Losing a loved one is difficult no matter the circumstances. For some people, filing a lawsuit against the negligent party that caused the death can help to ease the financial burden that the loss creates. If you have found yourself in such a position, you should be aware of the damages that are available to you.
Through filing a claim, you may be eligible for essentially two types of damages: the damages incurred prior to the death and the damages incurred after the death. For example, if your loved one was in a car accident and died in the hospital a week later, damages prior to death could include the medical expenses and any lost wages. The deceased's pain and suffering could also be taken into account.
Damages following the death might include the following:
- Funeral and burial costs
- Wage replacement
- Loss of consortium
There may be a circumstance in which a court finds the defendant especially negligent. In those cases, which are rare, the court could also order the defendant to pay punitive damages.
Generally, these damages may be awarded to the deceased's spouse, children or parents, depending on the circumstances. Tennessee permits a spouse, child, parent or the executor or administrator of an estate to file the suit.
In Tennessee, the law states that you have one year from the date of the death to file a wrongful death lawsuit. As the Tennessee Bar Association points out, you must file the lawsuit in the court associated with where the action occurred or the court associated with where the defendant lives.

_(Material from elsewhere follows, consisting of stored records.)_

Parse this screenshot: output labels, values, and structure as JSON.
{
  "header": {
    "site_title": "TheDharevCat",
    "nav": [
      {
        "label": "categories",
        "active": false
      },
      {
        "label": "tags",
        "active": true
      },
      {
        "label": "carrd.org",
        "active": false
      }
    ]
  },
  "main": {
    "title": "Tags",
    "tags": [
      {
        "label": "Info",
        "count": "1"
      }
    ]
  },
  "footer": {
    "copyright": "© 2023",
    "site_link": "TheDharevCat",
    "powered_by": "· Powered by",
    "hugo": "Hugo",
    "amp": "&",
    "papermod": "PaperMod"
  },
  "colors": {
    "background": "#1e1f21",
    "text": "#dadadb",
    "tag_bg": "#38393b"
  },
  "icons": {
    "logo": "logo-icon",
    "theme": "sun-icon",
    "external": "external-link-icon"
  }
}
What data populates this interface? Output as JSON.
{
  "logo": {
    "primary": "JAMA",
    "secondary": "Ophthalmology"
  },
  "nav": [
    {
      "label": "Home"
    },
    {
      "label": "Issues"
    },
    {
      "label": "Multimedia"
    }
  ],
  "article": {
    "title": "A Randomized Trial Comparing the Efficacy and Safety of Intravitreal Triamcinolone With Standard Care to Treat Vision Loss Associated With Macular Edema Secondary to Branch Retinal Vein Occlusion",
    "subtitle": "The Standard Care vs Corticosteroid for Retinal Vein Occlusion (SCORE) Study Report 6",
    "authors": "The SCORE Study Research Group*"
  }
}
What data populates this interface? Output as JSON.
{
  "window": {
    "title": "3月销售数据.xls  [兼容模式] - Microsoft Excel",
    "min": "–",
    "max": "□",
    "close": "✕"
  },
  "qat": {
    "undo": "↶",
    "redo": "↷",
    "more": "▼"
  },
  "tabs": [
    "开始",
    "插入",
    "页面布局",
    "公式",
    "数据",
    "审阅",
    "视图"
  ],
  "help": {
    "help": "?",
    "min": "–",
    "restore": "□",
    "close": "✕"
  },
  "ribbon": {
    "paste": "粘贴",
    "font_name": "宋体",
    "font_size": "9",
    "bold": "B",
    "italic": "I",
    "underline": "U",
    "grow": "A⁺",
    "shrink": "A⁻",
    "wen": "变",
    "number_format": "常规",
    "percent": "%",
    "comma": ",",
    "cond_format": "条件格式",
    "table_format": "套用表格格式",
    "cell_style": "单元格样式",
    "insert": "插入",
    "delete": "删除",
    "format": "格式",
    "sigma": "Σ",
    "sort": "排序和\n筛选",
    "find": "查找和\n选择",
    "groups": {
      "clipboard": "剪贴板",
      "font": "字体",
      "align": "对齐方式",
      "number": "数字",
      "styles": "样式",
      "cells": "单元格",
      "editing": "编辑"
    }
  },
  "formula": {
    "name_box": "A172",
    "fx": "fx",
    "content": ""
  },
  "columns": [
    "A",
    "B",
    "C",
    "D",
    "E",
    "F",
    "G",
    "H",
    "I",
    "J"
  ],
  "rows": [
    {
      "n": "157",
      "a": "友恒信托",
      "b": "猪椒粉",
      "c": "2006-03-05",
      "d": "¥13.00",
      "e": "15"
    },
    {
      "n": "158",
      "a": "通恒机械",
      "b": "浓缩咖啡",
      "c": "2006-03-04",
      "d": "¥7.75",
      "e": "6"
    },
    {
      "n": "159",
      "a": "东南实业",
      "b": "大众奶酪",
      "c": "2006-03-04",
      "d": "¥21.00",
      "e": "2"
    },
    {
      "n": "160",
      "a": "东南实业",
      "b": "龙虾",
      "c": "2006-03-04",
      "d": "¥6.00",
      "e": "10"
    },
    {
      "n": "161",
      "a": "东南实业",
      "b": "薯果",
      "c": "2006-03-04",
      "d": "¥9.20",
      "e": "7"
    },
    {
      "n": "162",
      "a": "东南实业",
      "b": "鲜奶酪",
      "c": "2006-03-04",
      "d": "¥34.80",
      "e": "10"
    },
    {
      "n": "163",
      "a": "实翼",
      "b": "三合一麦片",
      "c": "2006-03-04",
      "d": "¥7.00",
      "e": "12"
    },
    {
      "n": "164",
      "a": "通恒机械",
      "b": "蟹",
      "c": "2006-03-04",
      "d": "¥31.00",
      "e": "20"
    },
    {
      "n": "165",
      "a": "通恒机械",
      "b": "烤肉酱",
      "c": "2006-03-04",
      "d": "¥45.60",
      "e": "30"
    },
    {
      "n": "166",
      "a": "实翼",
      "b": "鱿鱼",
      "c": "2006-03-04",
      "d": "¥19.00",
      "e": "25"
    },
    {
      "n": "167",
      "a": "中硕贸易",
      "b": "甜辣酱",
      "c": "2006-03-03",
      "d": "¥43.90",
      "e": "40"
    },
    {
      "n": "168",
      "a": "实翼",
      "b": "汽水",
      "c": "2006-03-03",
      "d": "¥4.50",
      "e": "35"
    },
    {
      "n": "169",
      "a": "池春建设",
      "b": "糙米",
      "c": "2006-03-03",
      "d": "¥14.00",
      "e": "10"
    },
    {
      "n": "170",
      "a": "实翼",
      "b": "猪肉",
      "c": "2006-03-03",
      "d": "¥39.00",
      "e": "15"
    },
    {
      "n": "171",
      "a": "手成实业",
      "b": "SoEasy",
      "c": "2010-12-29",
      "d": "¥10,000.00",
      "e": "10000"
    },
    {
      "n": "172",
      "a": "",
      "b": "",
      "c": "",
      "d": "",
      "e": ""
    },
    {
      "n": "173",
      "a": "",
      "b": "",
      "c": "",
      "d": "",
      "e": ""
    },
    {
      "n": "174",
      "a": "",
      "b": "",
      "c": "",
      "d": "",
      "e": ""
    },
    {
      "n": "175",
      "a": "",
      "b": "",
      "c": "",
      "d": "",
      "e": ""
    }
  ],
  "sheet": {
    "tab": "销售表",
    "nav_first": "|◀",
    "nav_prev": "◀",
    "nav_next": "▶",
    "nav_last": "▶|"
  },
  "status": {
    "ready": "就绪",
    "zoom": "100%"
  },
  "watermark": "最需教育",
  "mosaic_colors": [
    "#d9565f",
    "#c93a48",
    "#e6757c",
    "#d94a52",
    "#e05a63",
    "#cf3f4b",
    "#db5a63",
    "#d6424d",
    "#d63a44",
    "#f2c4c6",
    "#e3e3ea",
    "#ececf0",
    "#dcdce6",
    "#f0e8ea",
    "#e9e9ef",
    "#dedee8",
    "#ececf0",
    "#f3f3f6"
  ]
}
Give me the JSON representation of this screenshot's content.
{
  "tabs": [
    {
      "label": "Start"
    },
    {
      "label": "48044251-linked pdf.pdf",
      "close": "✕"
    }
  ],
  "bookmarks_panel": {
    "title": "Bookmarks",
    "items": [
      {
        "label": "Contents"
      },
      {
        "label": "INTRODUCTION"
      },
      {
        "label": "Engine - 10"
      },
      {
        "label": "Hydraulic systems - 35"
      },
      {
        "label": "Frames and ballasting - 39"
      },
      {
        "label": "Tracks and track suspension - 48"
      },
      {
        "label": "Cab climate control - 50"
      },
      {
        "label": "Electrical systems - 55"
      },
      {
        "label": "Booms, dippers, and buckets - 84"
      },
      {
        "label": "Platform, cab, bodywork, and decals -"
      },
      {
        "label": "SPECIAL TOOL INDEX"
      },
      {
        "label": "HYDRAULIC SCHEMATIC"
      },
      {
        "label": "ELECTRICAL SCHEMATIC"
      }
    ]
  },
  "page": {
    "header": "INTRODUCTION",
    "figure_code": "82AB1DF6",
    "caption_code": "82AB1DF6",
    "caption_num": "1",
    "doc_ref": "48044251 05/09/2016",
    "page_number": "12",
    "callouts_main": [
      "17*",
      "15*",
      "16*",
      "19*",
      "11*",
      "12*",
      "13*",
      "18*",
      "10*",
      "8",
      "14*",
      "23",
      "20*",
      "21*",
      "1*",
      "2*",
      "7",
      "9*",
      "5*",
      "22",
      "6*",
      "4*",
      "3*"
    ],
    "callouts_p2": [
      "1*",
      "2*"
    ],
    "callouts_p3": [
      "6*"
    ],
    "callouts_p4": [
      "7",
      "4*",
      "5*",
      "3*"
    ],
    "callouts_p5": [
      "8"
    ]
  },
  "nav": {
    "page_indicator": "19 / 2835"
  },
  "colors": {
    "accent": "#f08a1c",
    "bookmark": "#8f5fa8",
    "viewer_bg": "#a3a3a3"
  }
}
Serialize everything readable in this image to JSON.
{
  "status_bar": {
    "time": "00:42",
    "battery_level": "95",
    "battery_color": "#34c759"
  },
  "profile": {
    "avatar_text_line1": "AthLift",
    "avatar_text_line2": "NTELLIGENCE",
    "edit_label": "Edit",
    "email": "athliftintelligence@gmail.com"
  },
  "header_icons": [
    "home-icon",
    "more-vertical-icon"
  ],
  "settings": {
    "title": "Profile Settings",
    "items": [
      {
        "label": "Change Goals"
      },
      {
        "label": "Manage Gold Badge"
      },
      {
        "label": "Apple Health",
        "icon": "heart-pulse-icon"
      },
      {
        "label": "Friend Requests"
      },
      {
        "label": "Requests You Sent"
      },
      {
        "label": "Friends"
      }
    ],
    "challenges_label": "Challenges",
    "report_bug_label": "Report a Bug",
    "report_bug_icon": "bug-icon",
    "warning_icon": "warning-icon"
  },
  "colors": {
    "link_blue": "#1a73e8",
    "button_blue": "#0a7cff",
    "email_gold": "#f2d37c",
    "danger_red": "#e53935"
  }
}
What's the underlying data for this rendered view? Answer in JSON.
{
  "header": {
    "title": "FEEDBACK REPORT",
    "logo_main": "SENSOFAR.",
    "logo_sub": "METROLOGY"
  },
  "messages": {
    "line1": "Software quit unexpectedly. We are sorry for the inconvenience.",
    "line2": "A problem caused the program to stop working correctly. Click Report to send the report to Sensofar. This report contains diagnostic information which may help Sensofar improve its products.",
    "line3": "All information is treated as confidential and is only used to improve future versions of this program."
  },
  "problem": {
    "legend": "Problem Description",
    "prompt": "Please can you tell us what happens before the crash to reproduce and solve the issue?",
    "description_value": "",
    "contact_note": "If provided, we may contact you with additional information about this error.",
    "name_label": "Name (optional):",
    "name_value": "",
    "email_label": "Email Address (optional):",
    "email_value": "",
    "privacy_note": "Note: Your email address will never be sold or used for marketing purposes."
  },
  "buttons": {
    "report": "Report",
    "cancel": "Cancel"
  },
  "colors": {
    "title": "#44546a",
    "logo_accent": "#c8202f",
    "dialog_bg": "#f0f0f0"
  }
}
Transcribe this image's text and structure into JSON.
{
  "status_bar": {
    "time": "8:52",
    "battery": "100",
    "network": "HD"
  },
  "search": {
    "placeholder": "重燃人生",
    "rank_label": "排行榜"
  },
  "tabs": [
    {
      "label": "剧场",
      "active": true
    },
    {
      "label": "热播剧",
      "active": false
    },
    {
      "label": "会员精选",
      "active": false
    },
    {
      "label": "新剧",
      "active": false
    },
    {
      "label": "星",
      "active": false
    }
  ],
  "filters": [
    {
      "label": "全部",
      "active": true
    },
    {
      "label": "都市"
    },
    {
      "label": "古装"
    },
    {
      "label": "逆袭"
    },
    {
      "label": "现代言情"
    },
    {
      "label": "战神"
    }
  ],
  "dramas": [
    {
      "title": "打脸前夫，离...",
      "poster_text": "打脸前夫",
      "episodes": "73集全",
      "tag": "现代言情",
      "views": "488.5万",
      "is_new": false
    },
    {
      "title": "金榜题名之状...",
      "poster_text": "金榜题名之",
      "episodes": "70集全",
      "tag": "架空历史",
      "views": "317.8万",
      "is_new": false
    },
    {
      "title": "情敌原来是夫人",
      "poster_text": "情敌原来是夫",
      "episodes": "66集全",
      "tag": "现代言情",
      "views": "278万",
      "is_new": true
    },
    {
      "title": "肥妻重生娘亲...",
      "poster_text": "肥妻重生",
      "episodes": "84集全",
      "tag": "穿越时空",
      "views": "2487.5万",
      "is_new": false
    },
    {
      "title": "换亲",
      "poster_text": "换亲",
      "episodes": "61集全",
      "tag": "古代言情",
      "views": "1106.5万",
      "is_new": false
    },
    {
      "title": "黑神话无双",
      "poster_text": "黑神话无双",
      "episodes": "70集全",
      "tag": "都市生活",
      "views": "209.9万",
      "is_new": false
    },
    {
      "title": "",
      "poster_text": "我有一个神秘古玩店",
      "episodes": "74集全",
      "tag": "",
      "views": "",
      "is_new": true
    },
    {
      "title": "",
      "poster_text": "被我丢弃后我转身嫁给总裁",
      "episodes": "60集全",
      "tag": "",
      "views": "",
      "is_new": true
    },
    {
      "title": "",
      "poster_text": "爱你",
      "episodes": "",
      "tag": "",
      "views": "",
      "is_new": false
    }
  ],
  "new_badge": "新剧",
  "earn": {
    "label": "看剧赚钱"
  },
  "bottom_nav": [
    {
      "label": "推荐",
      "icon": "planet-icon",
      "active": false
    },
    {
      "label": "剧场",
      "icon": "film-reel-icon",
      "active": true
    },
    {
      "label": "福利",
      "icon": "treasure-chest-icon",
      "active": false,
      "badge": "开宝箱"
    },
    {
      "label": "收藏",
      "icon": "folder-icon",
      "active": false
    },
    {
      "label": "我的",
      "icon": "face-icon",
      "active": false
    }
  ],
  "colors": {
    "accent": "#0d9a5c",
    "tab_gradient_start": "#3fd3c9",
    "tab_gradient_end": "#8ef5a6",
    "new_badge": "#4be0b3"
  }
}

While this information may be useful, it should not be taken as legal advice.